Any function is a contingent reality, something that not only could have been otherwise but (more interestingly) which could still be otherwise. A technics of cognition then beckons, in which an understanding of the principles of the functioning offers at least the possibility of engineering new functions in the same way that understanding the function of airflow, shape and lifting force offered the possibility of the new function of mechanical flight, resulting in the nightmare of air warfare amongst other things. A technics of cognition can produce nothing other than the contingent facts of scientific knowledge, which is in no way to demean the sheer power of these facts in the practical reality of living. ’Thought’, however, produces necessity, the very idea of necessity as well as the only instantiations of necessity and in so doing produces the very concept of the contingent, the necessity of which is entirely and only a thought. The creation of thought is the creation of necessity – and nothing besides.
The Kantian is not going to disagree with this account so far. Pure thought produces the form, the necessity of particular connections, but in itself is entirely unproductive. Reason must be conjoined with intuition to form a cognition of the understanding which is of any use, outside of the realm of mathematics in which the pure production of necessity reigns supreme and the constructions of reason have legitimacy and power. It is in the illegitimate application of this power of producing necessity to the realm of the real which produces the irresolvable disputes of metaphysics and forces Kant to establish his court of reason and set the limits to this productive power. It is not ’thought’ in the abstract, then, that produces necessity but rather reason as a particular faculty of cognition. This faculty is only one aspect of cognition, the faculties of understanding, intuition, judgment and the imagination all playing their own role in a kind of ’modular model’ of cognition which needs careful classification and analysis. The Kantian is not going to deny, in effect, that there is a role for the creation of concepts, merely limit such activity to the formal realm of mathematics. Outside of this realm construction is dangerous and liable to produce metaphysics, untestable speculations which are undecidable or ’uninsurable’. The Kantian, in effect, analyses the activity of cognition into the various faculties, establishes the root of the production of necessity within the faculty of reason and then shows both how it goes wrong and how it might be limited productively. Kant insures cognition against the uninsurable losses of the productions of pure reason.

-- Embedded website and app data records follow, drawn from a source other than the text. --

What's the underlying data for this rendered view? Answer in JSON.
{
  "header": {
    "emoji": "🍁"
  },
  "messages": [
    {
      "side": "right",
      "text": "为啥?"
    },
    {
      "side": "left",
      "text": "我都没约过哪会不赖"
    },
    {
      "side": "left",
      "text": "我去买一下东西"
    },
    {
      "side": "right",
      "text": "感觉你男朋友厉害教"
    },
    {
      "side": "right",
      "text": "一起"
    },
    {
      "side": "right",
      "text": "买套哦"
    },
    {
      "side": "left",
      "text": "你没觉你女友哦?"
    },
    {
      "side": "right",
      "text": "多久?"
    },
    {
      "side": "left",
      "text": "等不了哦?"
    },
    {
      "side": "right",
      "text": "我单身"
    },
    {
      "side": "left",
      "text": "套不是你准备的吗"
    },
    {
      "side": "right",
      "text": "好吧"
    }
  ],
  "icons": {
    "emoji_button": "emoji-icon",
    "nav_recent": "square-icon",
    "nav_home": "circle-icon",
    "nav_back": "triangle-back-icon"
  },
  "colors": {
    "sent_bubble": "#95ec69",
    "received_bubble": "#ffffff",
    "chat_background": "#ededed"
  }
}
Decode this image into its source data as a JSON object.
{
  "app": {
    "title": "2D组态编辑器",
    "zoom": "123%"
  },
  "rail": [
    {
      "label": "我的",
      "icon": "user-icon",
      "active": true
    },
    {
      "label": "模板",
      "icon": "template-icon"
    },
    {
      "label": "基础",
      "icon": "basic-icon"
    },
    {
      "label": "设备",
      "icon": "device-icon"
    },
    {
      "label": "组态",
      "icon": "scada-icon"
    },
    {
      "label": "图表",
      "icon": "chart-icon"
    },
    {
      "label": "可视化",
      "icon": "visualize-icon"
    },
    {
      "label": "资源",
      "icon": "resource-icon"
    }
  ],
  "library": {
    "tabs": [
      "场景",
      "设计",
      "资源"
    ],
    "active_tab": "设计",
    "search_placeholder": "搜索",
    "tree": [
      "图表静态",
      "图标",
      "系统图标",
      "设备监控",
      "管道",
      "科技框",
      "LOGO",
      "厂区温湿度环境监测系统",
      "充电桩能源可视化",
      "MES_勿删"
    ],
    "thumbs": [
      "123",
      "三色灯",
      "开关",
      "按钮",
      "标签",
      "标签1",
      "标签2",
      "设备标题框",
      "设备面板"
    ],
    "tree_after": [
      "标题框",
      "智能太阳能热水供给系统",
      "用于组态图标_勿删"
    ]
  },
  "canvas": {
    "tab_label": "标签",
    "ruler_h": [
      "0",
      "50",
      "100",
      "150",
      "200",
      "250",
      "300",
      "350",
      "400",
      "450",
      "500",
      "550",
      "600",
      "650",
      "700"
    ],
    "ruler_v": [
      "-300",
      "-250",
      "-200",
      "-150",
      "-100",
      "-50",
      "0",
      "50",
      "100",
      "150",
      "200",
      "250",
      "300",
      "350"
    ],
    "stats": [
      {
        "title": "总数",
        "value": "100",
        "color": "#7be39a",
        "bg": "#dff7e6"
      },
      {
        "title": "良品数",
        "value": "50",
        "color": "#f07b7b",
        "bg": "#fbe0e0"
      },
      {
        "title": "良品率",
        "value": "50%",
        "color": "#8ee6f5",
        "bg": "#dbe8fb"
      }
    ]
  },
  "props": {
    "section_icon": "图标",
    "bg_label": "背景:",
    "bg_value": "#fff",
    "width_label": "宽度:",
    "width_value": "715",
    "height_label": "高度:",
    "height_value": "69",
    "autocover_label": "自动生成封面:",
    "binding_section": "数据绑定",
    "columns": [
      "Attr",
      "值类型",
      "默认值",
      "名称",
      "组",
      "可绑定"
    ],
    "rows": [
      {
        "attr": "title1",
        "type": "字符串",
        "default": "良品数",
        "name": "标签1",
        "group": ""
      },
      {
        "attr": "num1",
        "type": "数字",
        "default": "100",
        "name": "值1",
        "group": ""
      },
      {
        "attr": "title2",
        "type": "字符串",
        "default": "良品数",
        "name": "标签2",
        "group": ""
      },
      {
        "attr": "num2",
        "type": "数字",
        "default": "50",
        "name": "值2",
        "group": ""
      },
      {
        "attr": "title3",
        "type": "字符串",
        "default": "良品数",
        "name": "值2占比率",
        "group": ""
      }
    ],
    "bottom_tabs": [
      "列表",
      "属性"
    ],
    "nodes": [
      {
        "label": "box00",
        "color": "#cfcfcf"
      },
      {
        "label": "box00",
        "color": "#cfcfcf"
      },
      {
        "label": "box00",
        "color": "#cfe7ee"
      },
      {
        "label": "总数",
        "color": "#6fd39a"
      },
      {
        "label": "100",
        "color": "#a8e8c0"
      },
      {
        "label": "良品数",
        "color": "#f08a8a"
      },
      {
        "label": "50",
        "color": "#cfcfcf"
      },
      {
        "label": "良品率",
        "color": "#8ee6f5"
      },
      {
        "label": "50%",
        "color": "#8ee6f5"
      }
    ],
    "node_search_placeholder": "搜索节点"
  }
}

1 Everyman edition, trans J.M.D.Meiklejohn, 1991: 1, henceforth in the text as (1991:n).
2 Heidegger’s name cannot be ignored at this point since this refusal of the presupposition that we ’are already thinking’ is also central to his work.